London Development Agency
|Printable version||E-mail this to a friend|
Top university and HNS Trust are first to use Mayor's Energy Efficiency Framework
The University of London and Newham University Hospital NHS Trust are the first public sector bodies in London to use the Mayor's RE:FIT framework to retrofit public buildings with energy saving measures to cut carbon emissions.
RE:FIT, run by the London Development Agency, helps public bodies in London to cut carbon emissions from their buildings by appointing an energy service company (ESCo) which undertakes energy efficiency measures to guarantee a set level of energy savings. This guarantee transfers the risk onto the ESCo rather than the owner or occupier of the building in an approach known as Energy Performance Contracting (EPC).
The Mayor of London, Boris Johnson, announced last year that RE:FIT's panel of pre-selected energy services companies (ESCos) would be made available to all public sector organisations in London - and the UK. In signing up, organisations cut red tape and the duplication of work, saving the time and money involved in finding a suitable supplier.
The University of London and Newham University Hospital NHS Trust have issued mini-competition tenders to the twelve RE:FIT suppliers and are looking to each choose a supplier who can deliver the work by the end of this financial year.
The ESCos have been selected through an approved procurement process which saves time and expense for users of the framework. Public bodies - including hospitals, museums, universities and local authorities - can choose from RE:FIT's panel of specially selected ESCos.
The Mayor of London, Boris Johnson, said:
"The London RE:FIT programme has been designed to help universities, councils, hospitals and other public organisations fit energy-busting gizmos in their buildings and achieve guaranteed financial savings. We have set out to remove a large chunk of paperwork for these organisations, avoiding the duplication of work and enabling them to crack on with work on the ground.
"I am thrilled that University of London and the Newham University NHS Trust are leading the charge and I urge others to take up a carbon cutting scheme that is too good to ignore."
The University of London's Energy Manager, Ian Lane said:
"We are delighted to be of one the first organisations to use this innovative framework and are confident it will bring reductions in our energy bills by 2014."
RE:FIT is predicted to save around 2.5 million tonnes of carbon by 2025 and to help achieve the Mayor of London's target of cutting London carbon dioxide emissions by 60% by 2025. RE:FIT has already retrofitted 42 public buildings across London, owned by the Greater London Authority, the London Fire Brigade, Transport for London and the Metropolitan Police - making an average energy saving of 28 per cent.

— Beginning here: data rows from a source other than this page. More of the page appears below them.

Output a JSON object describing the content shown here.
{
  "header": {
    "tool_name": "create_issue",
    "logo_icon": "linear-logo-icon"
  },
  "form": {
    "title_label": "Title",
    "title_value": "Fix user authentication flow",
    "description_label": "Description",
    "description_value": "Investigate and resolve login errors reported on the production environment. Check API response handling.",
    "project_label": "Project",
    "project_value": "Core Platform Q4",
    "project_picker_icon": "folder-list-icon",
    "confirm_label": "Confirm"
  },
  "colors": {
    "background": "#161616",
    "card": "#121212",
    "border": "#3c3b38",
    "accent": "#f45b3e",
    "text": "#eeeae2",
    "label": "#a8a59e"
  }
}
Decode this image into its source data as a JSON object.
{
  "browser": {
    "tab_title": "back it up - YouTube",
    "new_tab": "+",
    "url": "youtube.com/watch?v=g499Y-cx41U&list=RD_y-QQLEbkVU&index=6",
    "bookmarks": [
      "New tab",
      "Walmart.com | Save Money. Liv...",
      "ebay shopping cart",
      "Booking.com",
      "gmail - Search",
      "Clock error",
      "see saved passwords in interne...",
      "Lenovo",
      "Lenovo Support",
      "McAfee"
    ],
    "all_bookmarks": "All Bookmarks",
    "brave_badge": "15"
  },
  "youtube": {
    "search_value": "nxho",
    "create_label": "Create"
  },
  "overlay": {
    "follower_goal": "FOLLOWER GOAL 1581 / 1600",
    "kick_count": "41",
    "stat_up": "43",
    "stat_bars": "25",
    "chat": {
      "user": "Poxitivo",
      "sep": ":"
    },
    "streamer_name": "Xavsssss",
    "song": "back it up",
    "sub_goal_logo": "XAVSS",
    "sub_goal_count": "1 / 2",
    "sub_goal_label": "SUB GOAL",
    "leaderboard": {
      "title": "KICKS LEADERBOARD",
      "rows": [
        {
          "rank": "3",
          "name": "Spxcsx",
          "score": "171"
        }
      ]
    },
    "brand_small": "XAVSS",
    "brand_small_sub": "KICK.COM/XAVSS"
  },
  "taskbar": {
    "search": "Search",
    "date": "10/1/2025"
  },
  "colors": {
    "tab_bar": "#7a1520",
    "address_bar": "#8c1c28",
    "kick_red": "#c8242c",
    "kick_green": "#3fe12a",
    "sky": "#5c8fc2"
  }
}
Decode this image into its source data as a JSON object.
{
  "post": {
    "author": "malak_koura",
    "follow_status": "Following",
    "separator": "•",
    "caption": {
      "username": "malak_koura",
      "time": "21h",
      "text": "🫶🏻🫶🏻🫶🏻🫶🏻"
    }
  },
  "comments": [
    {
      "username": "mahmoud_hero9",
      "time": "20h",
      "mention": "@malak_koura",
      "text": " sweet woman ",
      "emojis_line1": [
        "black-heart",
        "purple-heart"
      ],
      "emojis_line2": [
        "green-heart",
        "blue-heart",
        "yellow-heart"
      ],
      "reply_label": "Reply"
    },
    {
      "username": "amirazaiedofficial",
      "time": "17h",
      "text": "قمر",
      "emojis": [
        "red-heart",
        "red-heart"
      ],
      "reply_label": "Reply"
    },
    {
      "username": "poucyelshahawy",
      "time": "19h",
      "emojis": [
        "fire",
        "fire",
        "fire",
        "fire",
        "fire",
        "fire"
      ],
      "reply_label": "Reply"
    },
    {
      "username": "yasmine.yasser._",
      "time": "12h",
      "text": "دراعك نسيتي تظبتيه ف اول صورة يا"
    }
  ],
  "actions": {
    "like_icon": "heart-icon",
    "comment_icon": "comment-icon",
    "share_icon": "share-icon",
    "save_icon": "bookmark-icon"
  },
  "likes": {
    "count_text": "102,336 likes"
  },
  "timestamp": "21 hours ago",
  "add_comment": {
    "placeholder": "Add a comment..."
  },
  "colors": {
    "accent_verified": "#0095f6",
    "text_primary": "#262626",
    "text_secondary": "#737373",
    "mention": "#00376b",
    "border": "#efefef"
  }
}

Following a RE:FIT seminar at London's City Hall earlier this month, over 130 organisations are now engaged with the programme. A further 20 organisations have pledged to undertake mini competitions in the near future.
The RE:FIT programme received a Highly Commended award for outstanding achievement in the Sustainability Initiative of the Year category at the annual Government Opportunities (GO) magazine National Excellence in Public Procurement Awards.
More information about the RE:FIT programme
Notes to editors:
The benefits of the RE:FIT programme include:
reduced energy consumption and carbon emissions from buildings
reduced cost of purchasing carbon credits and increased opportunity to limit or avoid fines and penalties under the Carbon Reduction Commitment
reduced procurement times and costs by using a pre-selected framework of approved suppliers
provision of standardised contracts and a toolkit
access to the latest and most efficient energy saving products and processes from specialist suppliers
opportunities to "bundle" work across a portfolio of buildings to maximise the benefits from retro-fitting energy conservation measures
RE:FIT was previously known as the Buildings Energy Efficiency programme.